We had this idea, and then we actually made it into a reality, and [now] we can show this to people and not be embarrassed.

— Brooklyn Conner

“[Gumshoe Affair is] going to be the best film out there,” Jack said. “Our plot structure is really well done. I was a little nervous because it’s not confusing, but there are a lot of details in a way. But watching it back, it does flow really well, and it’s long, but it’s probably one of the better plot structures, and it’s entertaining. You could see us being kind of funny out there, and it’s just overall a great film, and I think there’s a lot of great films out there this year.”

Much like Jack’s group, senior Brooklyn Conner’s group also had to work around their busy schedules. 

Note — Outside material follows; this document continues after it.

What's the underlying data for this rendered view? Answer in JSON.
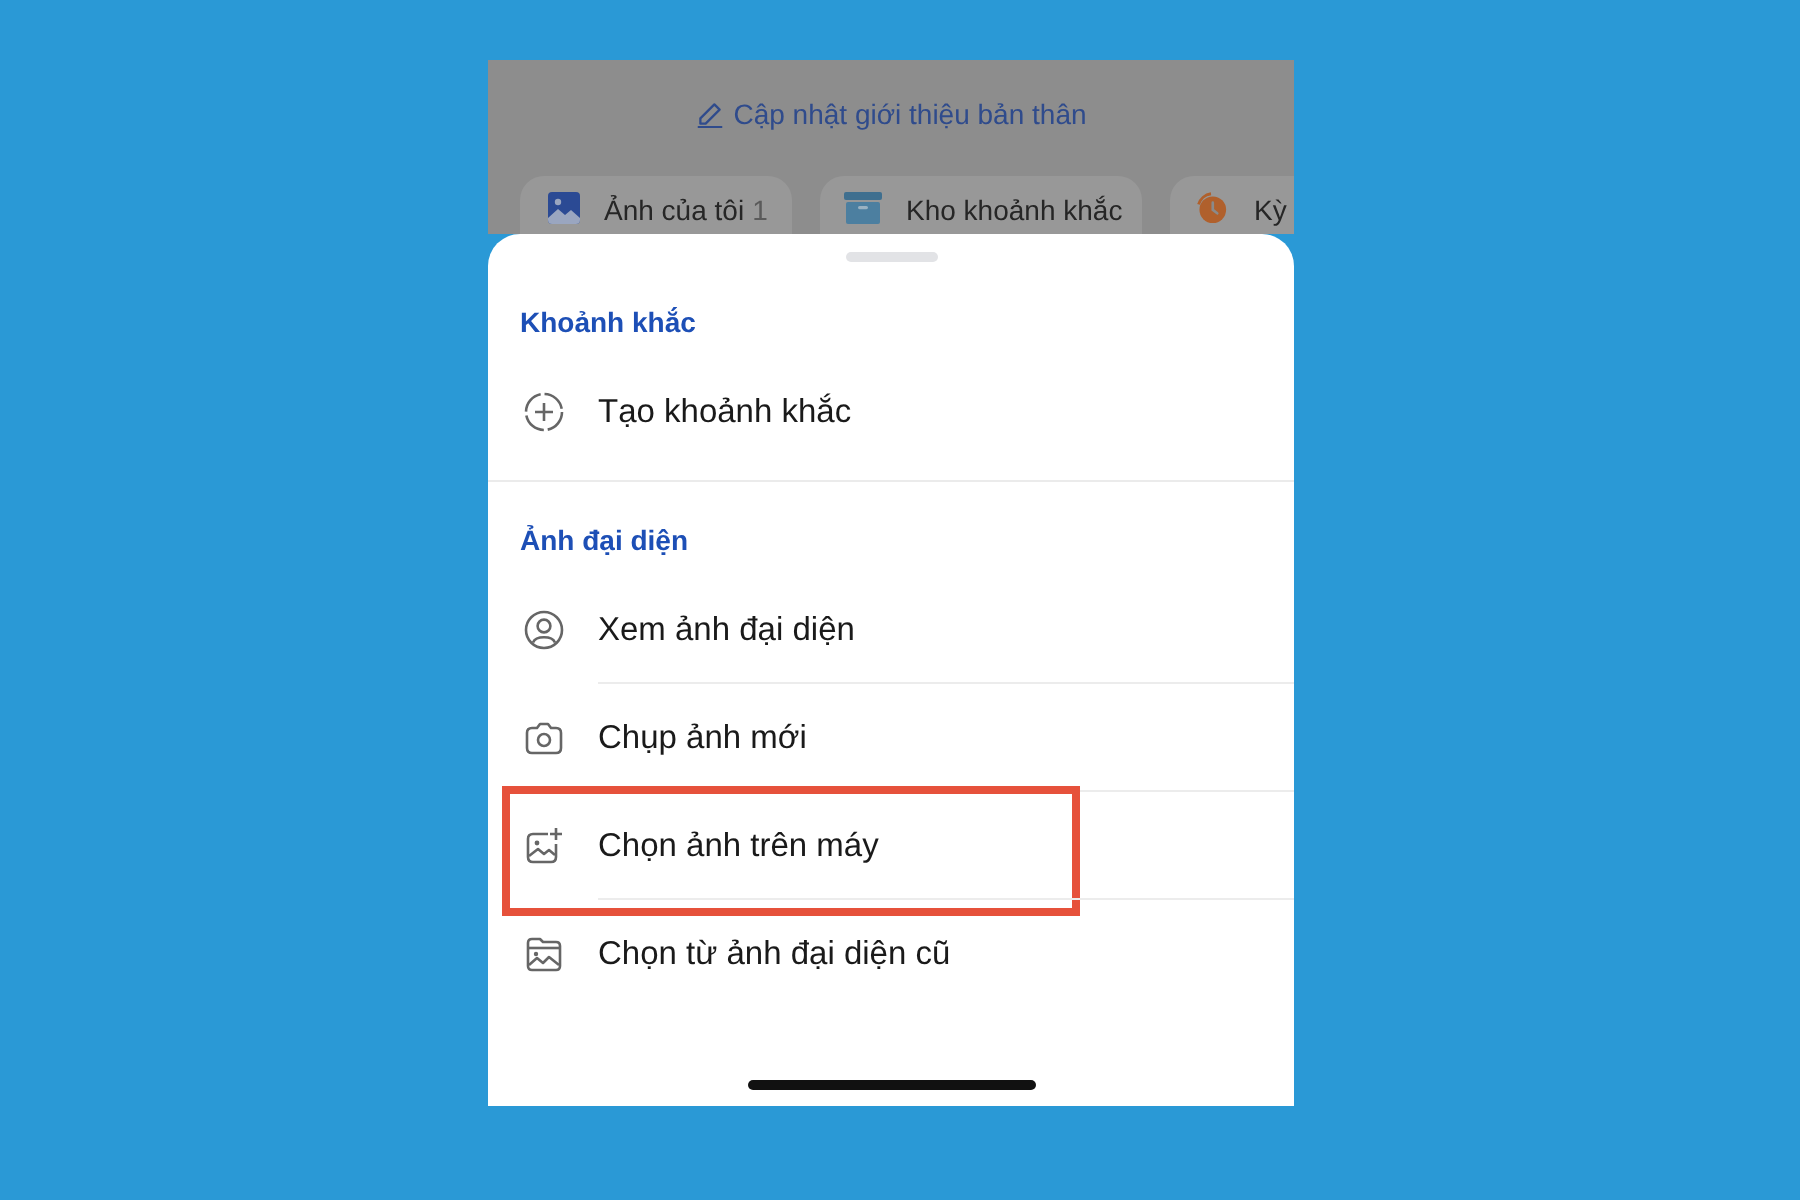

Brooklyn worked with seniors Bella Beckering, Abby Drueke, and Alexa Parent to create their film, Reflection: a story about a foreign exchange student with a secret. Since they all have busy schedules, it was difficult for them to coordinate with one another while shooting scenes, especially since they had some people in the film that were outside of their group. However, after almost a year of preparation and obstacles, Reflection was finally coming together.

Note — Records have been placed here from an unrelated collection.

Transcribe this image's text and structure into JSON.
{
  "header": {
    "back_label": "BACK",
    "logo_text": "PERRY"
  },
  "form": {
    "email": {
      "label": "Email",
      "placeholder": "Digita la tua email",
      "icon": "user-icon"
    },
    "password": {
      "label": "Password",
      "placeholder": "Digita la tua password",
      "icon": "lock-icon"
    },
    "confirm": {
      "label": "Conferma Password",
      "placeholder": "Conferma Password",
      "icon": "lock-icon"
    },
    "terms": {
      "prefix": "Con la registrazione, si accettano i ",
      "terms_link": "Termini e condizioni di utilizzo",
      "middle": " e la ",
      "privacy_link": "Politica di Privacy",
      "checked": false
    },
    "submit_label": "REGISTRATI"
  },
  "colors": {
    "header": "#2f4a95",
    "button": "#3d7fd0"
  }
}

“The last couple of weeks, we’ve been editing and putting everything together to make sure that it looks clean and that all of our clips fit in,” Brooklyn said. “We’ve been having to refilm things [to] make sure everything looks good. Some difficulties definitely were getting everyone together to make sure we could get the filming done, which was probably the hardest part of everything, just because some scenes required us to go to the airport. Some scenes required us to be at [senior Emily Smith’s] house. We just had to make sure we had our actors there, who all have busy schedules, so it’s pretty hard to make sure that everyone can be there and we have someone to film and have all the equipment there.”

Brooklyn’s group began working on their screenplay around November, which counted as their final exam for first semester. Beginning in January was the laborious task of actually putting together the puzzle pieces of Reflection and watching it all come together right in front of their eyes.

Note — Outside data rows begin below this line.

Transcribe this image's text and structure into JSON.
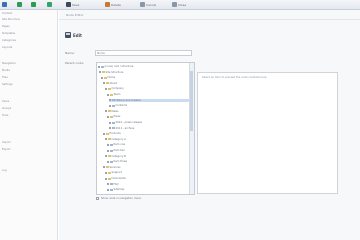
{
  "toolbar": {
    "buttons": [
      {
        "label": "",
        "color": "#3a6fb6",
        "icon": "doc-icon"
      },
      {
        "label": "",
        "color": "#2e9b55",
        "icon": "up-arrow-icon"
      },
      {
        "label": "",
        "color": "#2e9b55",
        "icon": "down-arrow-icon"
      },
      {
        "label": "",
        "color": "#33a36b",
        "icon": "refresh-icon"
      },
      {
        "label": "Save",
        "color": "#3e4a5a",
        "icon": "save-icon"
      },
      {
        "label": "Delete",
        "color": "#c77a2e",
        "icon": "delete-icon"
      },
      {
        "label": "Cancel",
        "color": "#8a97a8",
        "icon": "cancel-icon"
      },
      {
        "label": "Close",
        "color": "#8a97a8",
        "icon": "close-icon"
      }
    ]
  },
  "sidebar": {
    "items": [
      "Content",
      "Site Structure",
      "Pages",
      "Templates",
      "Categories",
      "Layouts",
      "Navigation",
      "Media",
      "Files",
      "Settings",
      "Users",
      "Groups",
      "Tools",
      "Import",
      "Export",
      "Log"
    ]
  },
  "main": {
    "breadcrumb": "Node Editor",
    "title": "Edit",
    "name_label": "Name:",
    "name_value": "Node",
    "parent_label": "Parent node:",
    "preview_text": "Select an item to preview the node contents here"
  },
  "tree": {
    "rows": [
      {
        "label": "(none) root / structure",
        "icon": "doc"
      },
      {
        "label": "Site Structure",
        "icon": "folder"
      },
      {
        "label": "Home",
        "icon": "folder"
      },
      {
        "label": "About",
        "icon": "folder"
      },
      {
        "label": "Company",
        "icon": "folder"
      },
      {
        "label": "Team",
        "icon": "folder"
      },
      {
        "label": "History and mission",
        "icon": "doc",
        "selected": true
      },
      {
        "label": "Contacts",
        "icon": "doc"
      },
      {
        "label": "News",
        "icon": "folder"
      },
      {
        "label": "Press",
        "icon": "folder"
      },
      {
        "label": "2012 - press release",
        "icon": "doc"
      },
      {
        "label": "2011 - archive",
        "icon": "doc"
      },
      {
        "label": "Products",
        "icon": "folder"
      },
      {
        "label": "Category A",
        "icon": "folder"
      },
      {
        "label": "Item one",
        "icon": "doc"
      },
      {
        "label": "Item two",
        "icon": "doc"
      },
      {
        "label": "Category B",
        "icon": "folder"
      },
      {
        "label": "Item three",
        "icon": "doc"
      },
      {
        "label": "Services",
        "icon": "folder"
      },
      {
        "label": "Support",
        "icon": "folder"
      },
      {
        "label": "Downloads",
        "icon": "folder"
      },
      {
        "label": "FAQ",
        "icon": "doc"
      },
      {
        "label": "Sitemap",
        "icon": "doc"
      }
    ]
  },
  "footer": {
    "checkbox_label": "Show node in navigation menu"
  }
}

One of the best feelings for Brooklyn was when she and her groupmates were finally finished, and a wave of fulfillment and contentment washed over them.

“We’ve been working on [Reflection] for so long,” Brooklyn said. “We had this idea, and then we actually made it into a reality, and [now] we can show this to people and not be embarrassed.”

All the groups showing their film at Film Fest Have been under constant stress of meeting their deadline. Their teacher, Mr. Manders, has watched as they have been putting in strenuous work to add necessary details and refinements, ensuring that their short films are perfect for today.

“Friday, [April 29], is the hard deadline,” Manders said. “If I don’t have them, they don’t get to be in the festival. So, there’s a lot of pressure right now—there’s a lot of stress. I had kids show up at 6:00 p.m. this morning. I had to kick them all out of here at like 4:15 p.m. last night. I have kids at lunch showing up during my other classes. I mean, this is really crunch time right now, but it’s great. It’s just kind of that, especially for the seniors. This is the last big hoorah for kids who’ve been in FX for maybe two, three years.”

Because of COVID-19, last year’s Film Fest had a more open format so students could maintain social distancing. This year, Manders is going back to its original layout. Instead of showing films in the cafeteria, gym, and library, they will be in rooms such as the Lecture Hall and other classrooms.

Film Fest has been around since before Manders was a teacher at FHC. He kept the tradition alive because not only did the students love it, it presented the opportunity to take their creativity to a whole other level and show off their skill sets to their peers.

“Film projects are fun—they’re entertaining,” Manders said. “They allow [students] to explore some of their interests, their creativity, [and to] have some fun with these stories as opposed to their newsy stories.”